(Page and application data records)

:::::

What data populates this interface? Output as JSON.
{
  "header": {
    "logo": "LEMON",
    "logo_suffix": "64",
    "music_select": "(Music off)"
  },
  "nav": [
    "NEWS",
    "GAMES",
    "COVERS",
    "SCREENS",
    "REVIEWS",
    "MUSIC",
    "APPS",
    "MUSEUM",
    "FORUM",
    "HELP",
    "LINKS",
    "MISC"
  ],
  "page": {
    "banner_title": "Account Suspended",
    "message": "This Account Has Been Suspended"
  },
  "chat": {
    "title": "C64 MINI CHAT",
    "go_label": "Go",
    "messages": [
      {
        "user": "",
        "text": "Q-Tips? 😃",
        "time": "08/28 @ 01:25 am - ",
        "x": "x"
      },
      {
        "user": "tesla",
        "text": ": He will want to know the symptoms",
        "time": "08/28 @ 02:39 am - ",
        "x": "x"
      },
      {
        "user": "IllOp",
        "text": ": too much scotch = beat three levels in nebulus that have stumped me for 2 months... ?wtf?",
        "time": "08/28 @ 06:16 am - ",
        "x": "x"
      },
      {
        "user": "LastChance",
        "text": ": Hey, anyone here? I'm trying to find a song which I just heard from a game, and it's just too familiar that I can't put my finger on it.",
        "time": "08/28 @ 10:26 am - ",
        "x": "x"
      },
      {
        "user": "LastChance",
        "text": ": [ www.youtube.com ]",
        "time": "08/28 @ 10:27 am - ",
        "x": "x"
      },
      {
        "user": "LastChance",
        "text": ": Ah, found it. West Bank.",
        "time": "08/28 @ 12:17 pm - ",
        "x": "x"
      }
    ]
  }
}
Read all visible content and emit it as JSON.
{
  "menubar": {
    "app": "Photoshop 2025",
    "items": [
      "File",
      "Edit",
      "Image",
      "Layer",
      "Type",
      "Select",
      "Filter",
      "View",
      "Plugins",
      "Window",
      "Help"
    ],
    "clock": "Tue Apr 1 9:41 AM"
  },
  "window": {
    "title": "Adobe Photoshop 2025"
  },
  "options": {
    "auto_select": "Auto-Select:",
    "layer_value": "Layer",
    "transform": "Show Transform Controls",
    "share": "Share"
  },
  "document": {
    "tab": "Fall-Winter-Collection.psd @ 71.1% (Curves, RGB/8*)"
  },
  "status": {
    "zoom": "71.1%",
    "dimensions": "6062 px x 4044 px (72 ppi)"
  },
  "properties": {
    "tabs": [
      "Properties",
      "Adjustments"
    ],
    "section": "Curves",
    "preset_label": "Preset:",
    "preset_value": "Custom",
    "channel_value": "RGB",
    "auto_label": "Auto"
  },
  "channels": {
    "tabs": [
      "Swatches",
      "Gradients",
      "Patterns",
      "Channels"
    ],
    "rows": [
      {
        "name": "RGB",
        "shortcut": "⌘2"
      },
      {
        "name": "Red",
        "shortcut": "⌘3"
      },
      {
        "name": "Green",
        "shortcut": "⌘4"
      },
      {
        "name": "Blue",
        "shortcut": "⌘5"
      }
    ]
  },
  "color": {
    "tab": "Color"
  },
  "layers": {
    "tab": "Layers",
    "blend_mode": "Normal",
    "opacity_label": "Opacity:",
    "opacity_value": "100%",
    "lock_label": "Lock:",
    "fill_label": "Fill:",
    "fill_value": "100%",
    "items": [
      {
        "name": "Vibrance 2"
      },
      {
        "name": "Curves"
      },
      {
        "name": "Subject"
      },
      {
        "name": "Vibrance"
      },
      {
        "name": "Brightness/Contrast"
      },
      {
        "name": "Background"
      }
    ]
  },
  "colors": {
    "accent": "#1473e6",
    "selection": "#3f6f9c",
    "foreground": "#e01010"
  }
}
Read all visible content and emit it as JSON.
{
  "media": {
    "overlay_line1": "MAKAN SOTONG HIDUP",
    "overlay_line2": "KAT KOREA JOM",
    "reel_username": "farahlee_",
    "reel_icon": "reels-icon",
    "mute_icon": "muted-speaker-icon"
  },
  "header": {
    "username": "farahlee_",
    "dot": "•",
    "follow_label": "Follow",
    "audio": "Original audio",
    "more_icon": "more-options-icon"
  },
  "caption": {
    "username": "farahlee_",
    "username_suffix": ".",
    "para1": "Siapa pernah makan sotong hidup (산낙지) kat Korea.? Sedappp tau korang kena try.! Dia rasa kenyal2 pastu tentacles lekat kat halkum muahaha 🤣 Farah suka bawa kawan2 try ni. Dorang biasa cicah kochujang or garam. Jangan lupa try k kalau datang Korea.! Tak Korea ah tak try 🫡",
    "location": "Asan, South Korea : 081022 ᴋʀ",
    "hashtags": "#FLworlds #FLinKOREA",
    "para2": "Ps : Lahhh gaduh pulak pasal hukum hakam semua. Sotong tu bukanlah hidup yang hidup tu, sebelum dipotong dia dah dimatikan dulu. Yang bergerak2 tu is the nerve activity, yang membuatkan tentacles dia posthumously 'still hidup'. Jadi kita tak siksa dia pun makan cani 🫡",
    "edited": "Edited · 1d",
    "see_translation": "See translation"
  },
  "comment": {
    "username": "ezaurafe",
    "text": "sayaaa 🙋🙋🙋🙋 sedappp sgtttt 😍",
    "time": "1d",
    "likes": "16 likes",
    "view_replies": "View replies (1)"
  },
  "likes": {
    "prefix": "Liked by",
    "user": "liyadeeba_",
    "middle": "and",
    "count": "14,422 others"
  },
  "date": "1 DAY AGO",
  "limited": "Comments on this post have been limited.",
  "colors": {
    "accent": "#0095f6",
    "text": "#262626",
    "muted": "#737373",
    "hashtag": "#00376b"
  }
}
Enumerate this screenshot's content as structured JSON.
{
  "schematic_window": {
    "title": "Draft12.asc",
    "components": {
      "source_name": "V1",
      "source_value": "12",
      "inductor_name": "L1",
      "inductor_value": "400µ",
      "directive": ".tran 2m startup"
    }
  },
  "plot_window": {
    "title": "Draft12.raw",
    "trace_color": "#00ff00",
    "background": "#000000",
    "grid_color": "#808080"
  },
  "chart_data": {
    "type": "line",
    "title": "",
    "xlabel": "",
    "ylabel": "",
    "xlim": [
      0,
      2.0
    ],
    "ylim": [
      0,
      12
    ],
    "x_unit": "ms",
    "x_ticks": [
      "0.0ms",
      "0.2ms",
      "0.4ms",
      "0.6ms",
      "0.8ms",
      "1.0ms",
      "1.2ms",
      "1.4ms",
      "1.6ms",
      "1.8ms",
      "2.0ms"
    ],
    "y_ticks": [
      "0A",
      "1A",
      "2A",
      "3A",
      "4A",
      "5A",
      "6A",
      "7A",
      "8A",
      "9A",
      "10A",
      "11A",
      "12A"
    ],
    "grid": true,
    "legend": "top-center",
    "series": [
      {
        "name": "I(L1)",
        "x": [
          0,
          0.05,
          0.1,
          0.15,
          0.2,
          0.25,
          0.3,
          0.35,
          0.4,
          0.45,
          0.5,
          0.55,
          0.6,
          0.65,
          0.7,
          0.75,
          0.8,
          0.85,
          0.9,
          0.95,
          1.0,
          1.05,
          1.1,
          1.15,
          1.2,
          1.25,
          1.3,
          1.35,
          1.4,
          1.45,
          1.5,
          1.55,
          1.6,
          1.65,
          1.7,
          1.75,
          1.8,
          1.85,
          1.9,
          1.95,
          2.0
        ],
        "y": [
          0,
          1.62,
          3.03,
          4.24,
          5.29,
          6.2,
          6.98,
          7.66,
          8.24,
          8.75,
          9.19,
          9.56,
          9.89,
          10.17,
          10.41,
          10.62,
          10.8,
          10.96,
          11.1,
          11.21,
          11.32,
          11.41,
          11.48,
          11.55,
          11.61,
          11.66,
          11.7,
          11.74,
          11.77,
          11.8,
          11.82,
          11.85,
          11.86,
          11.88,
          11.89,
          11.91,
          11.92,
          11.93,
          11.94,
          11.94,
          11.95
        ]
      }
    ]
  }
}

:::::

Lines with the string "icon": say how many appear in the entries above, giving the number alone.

__Answer box__: 3